*The task*.
Copy, from the material below, every line in which the word "label" can be found.

*Record excerpts*.

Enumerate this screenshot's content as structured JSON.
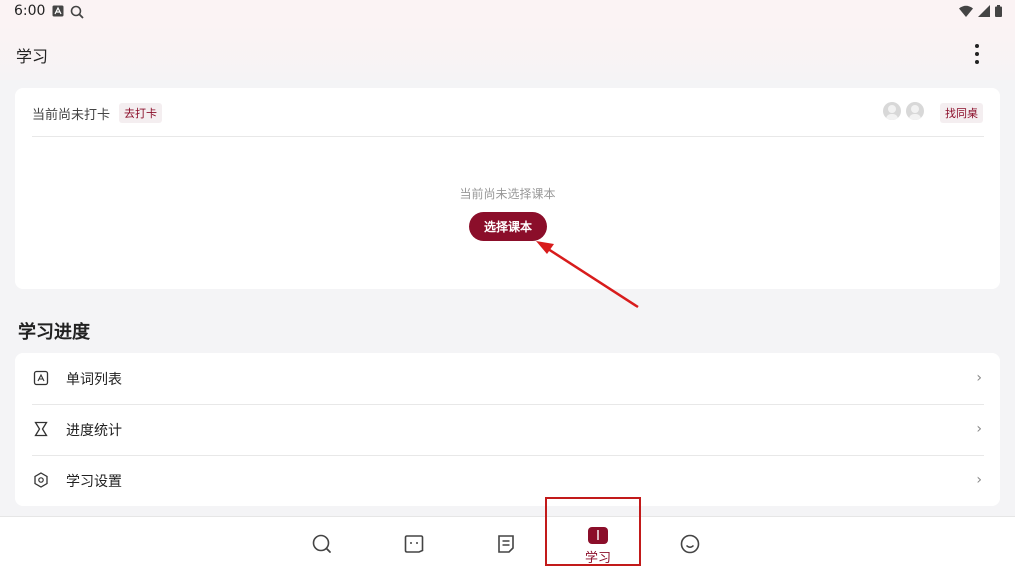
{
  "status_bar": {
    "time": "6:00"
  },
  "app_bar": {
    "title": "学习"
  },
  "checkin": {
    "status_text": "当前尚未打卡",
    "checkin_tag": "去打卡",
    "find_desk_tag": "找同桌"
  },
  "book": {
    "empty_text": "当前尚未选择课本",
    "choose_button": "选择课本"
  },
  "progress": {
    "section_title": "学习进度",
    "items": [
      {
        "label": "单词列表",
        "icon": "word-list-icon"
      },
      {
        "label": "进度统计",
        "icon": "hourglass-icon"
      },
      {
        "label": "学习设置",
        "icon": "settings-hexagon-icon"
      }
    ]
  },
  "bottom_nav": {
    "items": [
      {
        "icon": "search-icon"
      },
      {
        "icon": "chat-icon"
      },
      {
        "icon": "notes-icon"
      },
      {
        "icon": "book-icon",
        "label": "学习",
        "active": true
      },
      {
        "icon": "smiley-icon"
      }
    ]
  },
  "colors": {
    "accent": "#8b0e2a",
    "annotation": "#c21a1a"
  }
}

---

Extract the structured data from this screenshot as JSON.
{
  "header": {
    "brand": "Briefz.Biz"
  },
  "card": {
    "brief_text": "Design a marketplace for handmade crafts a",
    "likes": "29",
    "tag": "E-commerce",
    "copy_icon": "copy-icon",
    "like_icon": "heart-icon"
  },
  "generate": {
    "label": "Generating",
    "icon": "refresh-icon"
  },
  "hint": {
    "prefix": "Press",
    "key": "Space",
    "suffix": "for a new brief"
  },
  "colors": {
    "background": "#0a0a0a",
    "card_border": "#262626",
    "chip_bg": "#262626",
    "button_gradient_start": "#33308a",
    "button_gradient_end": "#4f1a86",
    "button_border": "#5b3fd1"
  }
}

*Exercise response*.
        "label": "单词列表",
        "label": "进度统计",
        "label": "学习设置",
        "label": "学习",
    "label": "Generating",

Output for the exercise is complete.